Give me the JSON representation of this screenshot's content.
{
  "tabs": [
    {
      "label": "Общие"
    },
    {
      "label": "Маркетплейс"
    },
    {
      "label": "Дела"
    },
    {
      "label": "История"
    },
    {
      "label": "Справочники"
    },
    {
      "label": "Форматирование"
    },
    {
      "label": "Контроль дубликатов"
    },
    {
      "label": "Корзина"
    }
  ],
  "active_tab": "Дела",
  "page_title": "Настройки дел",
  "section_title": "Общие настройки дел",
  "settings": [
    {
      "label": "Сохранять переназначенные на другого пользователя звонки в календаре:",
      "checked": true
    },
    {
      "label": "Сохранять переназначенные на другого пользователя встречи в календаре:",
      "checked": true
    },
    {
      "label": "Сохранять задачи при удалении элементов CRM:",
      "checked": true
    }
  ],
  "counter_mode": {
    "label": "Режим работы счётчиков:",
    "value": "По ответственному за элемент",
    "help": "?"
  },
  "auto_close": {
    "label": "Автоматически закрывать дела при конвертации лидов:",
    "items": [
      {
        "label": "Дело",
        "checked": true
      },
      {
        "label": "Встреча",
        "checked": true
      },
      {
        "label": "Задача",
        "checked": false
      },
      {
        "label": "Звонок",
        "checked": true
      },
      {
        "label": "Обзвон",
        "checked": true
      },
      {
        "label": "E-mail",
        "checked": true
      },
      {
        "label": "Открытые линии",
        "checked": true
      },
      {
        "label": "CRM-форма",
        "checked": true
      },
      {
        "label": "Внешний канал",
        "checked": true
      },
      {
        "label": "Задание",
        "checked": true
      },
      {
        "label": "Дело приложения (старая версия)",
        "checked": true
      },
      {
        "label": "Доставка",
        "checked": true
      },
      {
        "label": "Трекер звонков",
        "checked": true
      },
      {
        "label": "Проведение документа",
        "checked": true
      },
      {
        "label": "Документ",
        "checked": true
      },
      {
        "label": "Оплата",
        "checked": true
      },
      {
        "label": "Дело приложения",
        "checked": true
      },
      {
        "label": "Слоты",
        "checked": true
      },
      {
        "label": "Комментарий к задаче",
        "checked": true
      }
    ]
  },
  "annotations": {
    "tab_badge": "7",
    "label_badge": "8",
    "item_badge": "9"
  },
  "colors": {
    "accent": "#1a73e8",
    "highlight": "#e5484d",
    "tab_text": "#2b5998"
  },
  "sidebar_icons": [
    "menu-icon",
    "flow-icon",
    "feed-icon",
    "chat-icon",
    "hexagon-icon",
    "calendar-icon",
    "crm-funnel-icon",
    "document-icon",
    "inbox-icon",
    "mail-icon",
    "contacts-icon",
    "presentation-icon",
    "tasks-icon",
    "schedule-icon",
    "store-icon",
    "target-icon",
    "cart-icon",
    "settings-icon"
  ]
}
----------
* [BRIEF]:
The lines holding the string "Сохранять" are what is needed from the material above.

* [SOLUTION TO THE PROBLEM]:
      "label": "Сохранять переназначенные на другого пользователя звонки в календаре:",
      "label": "Сохранять переназначенные на другого пользователя встречи в календаре:",
      "label": "Сохранять задачи при удалении элементов CRM:",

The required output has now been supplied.